Records for processing:

- - -

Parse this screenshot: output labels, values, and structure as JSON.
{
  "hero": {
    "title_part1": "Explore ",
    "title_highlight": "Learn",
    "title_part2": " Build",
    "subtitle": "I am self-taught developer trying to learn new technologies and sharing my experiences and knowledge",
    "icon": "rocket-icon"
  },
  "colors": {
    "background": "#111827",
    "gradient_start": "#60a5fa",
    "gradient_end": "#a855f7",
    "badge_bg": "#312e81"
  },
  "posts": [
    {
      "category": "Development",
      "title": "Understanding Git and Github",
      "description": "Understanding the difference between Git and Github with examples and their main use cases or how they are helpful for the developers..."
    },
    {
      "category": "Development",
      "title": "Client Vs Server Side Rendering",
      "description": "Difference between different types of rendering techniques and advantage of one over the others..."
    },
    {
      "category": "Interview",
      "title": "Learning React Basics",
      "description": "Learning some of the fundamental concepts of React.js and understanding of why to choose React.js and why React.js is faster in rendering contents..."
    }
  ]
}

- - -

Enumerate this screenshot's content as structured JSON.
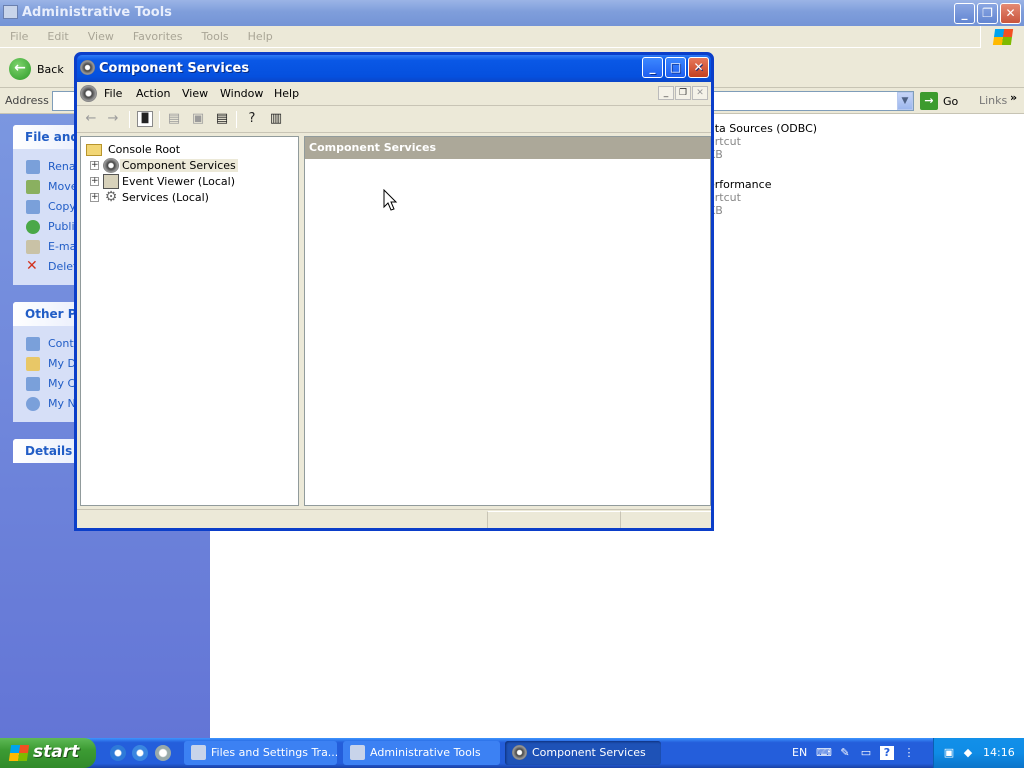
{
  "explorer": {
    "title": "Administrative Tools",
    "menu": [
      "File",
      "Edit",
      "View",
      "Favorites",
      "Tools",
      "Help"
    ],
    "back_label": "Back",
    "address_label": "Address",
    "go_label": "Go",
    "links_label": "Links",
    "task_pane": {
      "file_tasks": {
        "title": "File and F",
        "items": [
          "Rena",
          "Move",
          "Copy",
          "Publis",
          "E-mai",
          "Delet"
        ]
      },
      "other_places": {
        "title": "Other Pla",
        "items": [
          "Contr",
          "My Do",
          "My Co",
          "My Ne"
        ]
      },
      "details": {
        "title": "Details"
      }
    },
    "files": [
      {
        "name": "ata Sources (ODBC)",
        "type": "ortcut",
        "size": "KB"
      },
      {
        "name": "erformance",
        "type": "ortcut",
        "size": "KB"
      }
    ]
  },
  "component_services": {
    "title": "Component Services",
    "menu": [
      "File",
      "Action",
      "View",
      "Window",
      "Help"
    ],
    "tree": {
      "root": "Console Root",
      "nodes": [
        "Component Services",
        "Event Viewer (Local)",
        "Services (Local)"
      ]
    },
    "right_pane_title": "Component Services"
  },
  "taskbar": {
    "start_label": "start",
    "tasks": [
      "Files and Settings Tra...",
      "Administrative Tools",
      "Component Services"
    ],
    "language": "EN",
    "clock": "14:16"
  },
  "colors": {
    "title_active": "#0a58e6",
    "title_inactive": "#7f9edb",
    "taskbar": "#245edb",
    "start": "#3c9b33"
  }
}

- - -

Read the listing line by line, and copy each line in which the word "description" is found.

      "description": "Understanding the difference between Git and Github with examples and their main use cases or how they are helpful for the developers..."
      "description": "Difference between different types of rendering techniques and advantage of one over the others..."
      "description": "Learning some of the fundamental concepts of React.js and understanding of why to choose React.js and why React.js is faster in rendering contents..."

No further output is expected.